from the hearings
Senator Richard J. Durbin: "Now, the Supreme Court in the Osborne case was asked, what about those three states? Is there a federal right to access to DNA evidence for someone currently incarcerated who questions whether or not they were properly charged and convicted? And the court said, no, there was no federal right, but it was a 5-4 case. So, though I don't quarrel with your premise that it's our responsibility on this side of the table to look at the death penalty, the fact is, in this recent case, this Osborne case, there was a clear opportunity for the Supreme Court right across the street to say, "We think this gets to an issue of due process as to whether someone sitting on death row in Alaska, Massachusetts or Oklahoma, where their state law gives them no access, under the law, to DNA evidence."
So I ask you, either from the issue of DNA or from other perspectives, isn't it clear that the Supreme Court does have some authority in the due process realm to make decisions relating to the arbitrariness of the death penalty?"
Sotomayor: "The court is not a legislative body. It is a reviewing body of whether a particular act by a state in a particular case is constitutional or not. In a particular situation, the Court may conclude that the state has acted unconstitutionally and invalidate the act, but it's difficult to answer a question about the role of the Court outside of the functions of the Court which is we don't make broad policies. We decide questions based on cases and the principles implicated by that particular case before you."

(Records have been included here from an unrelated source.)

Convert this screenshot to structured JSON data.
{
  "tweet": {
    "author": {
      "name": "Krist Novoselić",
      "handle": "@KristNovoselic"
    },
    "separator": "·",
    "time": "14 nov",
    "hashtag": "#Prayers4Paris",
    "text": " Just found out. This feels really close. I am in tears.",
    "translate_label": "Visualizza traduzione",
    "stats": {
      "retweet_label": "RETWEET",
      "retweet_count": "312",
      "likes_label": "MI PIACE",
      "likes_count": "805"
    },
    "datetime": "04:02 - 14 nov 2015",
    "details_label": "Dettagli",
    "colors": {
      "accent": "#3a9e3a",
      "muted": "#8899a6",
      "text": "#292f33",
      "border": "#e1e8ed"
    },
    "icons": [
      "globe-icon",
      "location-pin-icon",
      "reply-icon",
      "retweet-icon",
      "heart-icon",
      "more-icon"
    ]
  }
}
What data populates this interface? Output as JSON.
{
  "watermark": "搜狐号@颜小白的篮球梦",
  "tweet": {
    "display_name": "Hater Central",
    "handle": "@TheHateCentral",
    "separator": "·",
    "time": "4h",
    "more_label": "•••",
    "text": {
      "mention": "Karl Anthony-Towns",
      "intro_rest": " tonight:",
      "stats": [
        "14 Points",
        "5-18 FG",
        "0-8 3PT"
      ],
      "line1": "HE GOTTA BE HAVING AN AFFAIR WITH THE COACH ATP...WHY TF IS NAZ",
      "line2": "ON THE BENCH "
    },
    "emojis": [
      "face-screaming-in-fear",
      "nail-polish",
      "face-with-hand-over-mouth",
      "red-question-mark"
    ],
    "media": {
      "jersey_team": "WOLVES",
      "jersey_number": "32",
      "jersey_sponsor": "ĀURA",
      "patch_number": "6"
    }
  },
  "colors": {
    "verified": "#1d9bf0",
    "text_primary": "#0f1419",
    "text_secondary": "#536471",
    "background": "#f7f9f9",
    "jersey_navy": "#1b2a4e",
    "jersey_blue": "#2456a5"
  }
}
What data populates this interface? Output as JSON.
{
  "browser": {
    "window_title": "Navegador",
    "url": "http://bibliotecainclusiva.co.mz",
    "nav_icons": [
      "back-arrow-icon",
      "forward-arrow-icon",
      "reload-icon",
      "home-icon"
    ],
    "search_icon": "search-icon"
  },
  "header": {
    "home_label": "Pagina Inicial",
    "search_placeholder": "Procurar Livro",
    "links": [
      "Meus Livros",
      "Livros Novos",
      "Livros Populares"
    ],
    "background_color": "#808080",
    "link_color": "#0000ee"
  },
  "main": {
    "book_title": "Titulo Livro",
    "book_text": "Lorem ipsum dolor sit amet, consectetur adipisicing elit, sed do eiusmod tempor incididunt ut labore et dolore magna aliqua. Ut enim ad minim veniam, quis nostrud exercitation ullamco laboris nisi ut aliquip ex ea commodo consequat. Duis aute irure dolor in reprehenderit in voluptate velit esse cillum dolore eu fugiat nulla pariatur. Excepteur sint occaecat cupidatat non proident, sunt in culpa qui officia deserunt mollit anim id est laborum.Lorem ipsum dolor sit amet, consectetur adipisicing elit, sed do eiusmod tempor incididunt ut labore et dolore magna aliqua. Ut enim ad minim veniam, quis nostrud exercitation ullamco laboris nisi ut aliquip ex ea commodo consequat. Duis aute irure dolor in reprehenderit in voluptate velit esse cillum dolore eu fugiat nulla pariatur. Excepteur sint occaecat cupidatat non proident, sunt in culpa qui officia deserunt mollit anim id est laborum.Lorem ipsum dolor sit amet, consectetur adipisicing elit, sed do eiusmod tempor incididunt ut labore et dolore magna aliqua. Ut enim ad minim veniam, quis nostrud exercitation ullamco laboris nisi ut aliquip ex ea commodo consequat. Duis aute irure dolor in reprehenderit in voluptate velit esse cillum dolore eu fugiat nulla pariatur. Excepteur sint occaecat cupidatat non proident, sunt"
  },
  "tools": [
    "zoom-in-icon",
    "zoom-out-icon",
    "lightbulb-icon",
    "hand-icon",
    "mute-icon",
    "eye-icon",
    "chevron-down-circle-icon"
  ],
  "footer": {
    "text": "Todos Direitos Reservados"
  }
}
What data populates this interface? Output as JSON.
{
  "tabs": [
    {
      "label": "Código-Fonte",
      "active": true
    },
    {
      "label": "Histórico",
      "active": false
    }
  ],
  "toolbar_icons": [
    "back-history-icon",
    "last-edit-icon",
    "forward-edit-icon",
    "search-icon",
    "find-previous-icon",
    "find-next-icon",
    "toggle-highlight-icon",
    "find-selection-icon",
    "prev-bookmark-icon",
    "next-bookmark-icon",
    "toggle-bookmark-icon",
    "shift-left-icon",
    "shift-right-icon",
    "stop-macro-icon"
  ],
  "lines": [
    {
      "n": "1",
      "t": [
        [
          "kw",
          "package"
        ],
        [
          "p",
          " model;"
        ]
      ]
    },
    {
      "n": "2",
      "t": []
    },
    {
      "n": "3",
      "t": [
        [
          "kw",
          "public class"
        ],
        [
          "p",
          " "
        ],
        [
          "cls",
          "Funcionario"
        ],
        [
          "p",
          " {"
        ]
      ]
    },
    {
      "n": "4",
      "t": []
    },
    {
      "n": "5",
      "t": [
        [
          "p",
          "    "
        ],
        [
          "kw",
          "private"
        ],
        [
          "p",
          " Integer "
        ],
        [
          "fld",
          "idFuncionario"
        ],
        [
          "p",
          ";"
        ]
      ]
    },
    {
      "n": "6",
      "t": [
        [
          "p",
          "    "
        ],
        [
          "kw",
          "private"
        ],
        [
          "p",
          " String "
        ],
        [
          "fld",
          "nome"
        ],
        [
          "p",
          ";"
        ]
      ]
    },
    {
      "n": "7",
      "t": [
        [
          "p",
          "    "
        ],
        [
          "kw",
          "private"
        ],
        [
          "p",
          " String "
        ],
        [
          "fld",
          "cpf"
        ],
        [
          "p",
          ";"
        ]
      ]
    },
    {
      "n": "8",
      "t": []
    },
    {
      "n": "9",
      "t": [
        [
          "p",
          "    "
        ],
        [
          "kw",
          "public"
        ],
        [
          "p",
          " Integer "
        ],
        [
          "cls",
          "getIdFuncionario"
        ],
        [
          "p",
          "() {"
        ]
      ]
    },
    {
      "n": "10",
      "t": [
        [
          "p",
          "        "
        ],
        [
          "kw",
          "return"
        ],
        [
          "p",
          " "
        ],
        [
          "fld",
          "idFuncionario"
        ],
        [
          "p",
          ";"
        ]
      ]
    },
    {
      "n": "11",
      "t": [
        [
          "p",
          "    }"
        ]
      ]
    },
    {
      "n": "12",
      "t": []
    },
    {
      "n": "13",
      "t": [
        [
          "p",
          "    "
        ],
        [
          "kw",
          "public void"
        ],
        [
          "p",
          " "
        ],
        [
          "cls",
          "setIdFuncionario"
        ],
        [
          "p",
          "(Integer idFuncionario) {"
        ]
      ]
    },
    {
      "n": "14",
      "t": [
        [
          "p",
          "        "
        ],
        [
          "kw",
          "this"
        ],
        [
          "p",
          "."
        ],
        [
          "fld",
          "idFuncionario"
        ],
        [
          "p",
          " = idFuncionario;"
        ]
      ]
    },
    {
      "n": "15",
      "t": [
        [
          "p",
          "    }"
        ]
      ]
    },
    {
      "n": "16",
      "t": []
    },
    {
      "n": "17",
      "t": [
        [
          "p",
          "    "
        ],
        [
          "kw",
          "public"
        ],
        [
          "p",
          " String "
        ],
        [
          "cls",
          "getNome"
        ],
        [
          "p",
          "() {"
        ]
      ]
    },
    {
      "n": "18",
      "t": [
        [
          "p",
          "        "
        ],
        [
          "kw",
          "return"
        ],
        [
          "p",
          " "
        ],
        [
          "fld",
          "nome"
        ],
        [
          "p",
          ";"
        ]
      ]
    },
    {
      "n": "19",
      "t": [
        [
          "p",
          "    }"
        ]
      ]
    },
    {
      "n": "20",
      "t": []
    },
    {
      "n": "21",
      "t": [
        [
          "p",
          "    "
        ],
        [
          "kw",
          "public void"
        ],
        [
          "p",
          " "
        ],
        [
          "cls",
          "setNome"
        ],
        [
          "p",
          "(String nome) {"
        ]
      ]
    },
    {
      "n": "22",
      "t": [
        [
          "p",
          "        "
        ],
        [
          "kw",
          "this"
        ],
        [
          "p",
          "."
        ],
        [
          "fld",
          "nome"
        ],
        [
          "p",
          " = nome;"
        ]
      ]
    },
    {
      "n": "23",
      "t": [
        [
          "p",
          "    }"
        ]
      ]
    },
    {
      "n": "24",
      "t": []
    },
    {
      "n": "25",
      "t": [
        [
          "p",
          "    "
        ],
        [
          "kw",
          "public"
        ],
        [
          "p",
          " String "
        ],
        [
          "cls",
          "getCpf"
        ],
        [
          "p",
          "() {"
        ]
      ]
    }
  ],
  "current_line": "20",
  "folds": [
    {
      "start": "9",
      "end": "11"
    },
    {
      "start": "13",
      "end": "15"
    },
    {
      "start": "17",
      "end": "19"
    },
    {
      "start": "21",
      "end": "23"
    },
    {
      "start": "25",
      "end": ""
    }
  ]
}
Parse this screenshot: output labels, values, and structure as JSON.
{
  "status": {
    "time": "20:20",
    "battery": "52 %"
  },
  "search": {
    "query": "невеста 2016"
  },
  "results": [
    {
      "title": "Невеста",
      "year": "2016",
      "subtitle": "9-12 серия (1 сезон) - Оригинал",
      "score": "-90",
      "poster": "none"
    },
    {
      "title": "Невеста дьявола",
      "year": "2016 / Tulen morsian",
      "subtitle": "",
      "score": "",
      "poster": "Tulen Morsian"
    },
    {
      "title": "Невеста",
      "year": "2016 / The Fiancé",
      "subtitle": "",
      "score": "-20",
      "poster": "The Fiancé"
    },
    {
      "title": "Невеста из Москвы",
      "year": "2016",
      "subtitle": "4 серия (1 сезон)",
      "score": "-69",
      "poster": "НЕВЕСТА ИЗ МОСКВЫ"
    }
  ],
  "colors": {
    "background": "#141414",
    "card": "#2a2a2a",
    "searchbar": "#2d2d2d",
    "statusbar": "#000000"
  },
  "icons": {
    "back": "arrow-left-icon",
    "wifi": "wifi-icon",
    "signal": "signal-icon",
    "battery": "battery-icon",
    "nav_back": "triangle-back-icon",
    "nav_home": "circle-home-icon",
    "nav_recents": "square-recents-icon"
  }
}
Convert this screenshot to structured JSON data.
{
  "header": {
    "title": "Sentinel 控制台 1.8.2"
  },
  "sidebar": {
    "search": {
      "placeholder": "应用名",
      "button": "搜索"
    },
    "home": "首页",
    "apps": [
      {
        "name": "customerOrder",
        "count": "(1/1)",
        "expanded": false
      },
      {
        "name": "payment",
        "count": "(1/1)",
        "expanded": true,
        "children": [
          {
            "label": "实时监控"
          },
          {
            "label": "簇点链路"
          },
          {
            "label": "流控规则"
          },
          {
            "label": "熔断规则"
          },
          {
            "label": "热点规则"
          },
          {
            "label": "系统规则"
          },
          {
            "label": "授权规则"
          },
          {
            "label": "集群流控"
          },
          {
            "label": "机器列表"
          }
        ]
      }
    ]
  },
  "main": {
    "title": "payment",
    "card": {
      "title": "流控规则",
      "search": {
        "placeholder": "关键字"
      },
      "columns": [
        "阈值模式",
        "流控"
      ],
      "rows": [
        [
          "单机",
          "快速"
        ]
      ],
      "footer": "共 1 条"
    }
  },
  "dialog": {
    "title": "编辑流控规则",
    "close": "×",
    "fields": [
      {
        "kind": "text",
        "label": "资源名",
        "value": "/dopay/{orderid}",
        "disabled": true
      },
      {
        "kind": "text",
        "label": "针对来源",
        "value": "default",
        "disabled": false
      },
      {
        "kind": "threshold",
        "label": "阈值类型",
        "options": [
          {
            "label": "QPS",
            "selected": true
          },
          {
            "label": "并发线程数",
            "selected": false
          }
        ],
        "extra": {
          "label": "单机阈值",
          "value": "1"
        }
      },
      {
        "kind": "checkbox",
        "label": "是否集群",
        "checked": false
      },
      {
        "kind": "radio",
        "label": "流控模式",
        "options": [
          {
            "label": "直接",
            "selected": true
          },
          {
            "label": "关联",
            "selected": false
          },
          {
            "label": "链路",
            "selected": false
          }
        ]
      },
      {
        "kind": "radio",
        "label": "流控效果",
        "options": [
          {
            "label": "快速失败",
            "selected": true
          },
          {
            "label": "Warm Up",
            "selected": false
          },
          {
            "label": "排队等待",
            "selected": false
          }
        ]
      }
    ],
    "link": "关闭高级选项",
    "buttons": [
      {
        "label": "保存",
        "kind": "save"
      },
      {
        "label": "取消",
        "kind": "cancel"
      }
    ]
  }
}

Um. what should those of us from the liberal end of the judicial spectrum think of these remarks? Was she channeling Justice Scalia? or was she rejecting Durbin's suggestion on narrower grounds (perhaps the 14th amendment question was not addressed in the lower courts in this hypothetical case)